#### WORK TO COMPLETE:
Give the number of lines in the data below where the string "this" occurs, and nothing else.

#### DATA TO USE:
--- START ---

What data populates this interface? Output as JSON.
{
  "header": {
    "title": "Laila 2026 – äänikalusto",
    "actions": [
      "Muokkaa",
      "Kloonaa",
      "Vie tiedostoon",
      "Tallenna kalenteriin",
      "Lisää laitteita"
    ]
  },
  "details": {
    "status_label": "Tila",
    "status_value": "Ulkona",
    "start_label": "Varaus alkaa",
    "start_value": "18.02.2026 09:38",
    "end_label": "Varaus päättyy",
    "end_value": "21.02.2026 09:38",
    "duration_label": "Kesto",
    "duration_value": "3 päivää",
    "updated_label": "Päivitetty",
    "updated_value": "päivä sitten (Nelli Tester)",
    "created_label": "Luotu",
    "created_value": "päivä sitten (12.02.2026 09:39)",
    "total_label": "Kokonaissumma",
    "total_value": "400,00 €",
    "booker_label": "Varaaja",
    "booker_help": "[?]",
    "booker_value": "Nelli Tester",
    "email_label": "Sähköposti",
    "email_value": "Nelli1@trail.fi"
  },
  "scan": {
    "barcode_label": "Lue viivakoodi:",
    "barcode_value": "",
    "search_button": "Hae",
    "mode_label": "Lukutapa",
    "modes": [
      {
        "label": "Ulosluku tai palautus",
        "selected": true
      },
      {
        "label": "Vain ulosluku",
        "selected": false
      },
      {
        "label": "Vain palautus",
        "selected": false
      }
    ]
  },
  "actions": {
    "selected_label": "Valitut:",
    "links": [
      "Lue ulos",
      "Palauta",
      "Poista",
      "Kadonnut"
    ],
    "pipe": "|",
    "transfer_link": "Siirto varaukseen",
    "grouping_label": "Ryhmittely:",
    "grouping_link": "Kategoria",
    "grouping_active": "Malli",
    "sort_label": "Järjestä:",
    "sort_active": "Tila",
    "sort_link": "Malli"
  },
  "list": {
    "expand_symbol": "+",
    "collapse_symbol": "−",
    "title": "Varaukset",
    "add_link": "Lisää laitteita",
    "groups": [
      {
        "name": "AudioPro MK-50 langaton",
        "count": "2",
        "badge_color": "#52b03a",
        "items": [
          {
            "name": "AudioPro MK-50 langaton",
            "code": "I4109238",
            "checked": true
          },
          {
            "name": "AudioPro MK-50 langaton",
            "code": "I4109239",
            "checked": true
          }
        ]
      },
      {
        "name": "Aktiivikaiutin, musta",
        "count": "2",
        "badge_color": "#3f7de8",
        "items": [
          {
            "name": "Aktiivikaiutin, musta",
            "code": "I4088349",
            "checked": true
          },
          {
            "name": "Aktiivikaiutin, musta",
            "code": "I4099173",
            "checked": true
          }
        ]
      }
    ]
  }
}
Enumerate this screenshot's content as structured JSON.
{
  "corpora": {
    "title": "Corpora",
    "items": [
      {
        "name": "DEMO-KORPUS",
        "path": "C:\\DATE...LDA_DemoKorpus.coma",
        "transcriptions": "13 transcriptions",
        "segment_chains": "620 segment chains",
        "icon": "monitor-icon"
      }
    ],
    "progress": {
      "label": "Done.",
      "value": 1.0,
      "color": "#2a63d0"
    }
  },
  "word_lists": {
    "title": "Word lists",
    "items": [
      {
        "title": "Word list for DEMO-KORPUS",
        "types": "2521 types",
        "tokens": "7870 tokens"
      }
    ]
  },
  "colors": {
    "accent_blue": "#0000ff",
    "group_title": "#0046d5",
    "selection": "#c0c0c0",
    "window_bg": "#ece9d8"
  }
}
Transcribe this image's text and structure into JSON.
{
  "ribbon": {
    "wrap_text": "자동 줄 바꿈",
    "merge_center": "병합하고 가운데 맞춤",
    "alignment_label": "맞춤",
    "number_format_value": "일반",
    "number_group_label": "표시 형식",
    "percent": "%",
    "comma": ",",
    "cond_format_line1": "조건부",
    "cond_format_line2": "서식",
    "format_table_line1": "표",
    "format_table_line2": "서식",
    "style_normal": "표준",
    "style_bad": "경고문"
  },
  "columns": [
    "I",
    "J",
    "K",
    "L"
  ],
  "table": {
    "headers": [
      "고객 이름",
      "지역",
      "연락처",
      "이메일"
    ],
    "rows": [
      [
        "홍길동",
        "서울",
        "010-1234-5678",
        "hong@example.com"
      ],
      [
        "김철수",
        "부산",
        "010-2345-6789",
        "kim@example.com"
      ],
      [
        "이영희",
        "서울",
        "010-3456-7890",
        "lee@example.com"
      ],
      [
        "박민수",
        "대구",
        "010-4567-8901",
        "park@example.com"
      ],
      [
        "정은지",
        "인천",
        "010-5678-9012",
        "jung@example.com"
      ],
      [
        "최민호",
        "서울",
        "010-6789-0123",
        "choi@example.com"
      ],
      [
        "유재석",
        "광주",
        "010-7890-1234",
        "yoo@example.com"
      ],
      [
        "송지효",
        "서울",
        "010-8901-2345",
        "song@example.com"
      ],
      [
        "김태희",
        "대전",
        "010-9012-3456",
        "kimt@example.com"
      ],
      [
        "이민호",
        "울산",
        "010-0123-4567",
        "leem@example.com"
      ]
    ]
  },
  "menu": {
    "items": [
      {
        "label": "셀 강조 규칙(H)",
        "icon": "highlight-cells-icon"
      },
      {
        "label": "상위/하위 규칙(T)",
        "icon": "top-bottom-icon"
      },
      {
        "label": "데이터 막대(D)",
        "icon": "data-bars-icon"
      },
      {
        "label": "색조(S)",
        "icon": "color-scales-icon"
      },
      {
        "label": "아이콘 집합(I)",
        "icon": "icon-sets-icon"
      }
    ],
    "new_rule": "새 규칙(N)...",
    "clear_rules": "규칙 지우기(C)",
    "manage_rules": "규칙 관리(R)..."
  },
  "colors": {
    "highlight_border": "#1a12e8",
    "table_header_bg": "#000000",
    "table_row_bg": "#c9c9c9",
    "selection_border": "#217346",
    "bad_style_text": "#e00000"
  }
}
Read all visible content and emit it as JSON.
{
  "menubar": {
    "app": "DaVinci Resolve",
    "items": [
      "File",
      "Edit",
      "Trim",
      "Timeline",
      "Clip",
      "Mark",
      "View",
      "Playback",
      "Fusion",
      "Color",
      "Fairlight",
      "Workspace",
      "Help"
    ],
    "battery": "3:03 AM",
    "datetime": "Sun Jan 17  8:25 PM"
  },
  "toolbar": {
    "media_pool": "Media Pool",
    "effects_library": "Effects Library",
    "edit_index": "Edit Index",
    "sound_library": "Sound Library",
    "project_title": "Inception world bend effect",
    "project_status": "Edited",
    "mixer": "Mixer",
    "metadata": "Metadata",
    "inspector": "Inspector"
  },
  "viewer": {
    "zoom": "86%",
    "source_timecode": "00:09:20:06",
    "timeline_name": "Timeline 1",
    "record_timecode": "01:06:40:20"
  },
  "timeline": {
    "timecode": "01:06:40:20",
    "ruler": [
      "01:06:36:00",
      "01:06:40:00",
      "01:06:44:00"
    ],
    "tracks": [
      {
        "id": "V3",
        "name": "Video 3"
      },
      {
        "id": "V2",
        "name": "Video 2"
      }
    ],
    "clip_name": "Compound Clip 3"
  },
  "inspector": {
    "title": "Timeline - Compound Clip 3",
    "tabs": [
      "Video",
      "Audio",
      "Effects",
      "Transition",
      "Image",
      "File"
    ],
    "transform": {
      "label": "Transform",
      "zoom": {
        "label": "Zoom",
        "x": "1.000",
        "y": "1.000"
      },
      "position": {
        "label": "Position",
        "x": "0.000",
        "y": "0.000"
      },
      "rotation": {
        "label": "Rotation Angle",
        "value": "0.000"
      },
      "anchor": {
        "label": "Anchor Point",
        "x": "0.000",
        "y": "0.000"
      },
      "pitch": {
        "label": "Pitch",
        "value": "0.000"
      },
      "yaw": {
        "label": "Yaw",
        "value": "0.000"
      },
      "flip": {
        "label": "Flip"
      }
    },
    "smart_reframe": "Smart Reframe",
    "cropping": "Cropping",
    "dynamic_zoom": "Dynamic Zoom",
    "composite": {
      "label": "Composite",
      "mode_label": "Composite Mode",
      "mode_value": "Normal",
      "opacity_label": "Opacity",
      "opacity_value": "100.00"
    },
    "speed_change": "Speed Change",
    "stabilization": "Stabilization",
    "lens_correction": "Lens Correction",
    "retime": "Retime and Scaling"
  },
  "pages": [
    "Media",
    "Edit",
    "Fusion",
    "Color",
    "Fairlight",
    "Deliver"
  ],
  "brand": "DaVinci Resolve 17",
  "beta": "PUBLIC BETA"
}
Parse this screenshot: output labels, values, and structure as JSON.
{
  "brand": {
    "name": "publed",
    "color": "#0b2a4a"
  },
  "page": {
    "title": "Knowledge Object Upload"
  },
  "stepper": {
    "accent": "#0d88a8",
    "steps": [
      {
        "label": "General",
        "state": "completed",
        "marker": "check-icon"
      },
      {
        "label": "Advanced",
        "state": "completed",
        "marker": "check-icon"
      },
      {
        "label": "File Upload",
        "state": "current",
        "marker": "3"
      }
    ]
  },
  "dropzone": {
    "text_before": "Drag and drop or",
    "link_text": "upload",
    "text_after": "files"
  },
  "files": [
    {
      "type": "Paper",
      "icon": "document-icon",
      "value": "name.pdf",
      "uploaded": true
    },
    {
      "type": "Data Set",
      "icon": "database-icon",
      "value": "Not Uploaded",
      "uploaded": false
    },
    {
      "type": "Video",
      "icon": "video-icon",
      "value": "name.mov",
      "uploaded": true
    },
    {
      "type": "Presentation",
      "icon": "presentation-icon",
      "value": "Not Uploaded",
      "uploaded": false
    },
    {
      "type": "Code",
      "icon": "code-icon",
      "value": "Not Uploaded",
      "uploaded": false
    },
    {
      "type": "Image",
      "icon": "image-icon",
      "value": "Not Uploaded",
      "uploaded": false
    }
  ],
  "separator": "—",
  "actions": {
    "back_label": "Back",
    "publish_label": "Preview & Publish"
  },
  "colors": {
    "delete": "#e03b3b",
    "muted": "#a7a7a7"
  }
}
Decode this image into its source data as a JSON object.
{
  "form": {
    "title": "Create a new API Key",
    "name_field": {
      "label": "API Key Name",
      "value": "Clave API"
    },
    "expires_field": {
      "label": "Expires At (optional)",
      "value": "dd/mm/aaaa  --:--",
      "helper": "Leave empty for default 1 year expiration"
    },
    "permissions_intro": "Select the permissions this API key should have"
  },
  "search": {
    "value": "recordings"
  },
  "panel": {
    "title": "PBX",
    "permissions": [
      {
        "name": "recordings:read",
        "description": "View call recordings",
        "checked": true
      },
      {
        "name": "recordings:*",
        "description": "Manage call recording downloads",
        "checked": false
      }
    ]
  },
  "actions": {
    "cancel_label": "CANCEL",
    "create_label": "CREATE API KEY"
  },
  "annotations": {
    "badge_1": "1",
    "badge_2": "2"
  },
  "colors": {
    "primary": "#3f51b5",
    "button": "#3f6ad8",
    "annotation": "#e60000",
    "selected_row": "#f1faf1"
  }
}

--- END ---

#### WRITTEN ANSWER:
6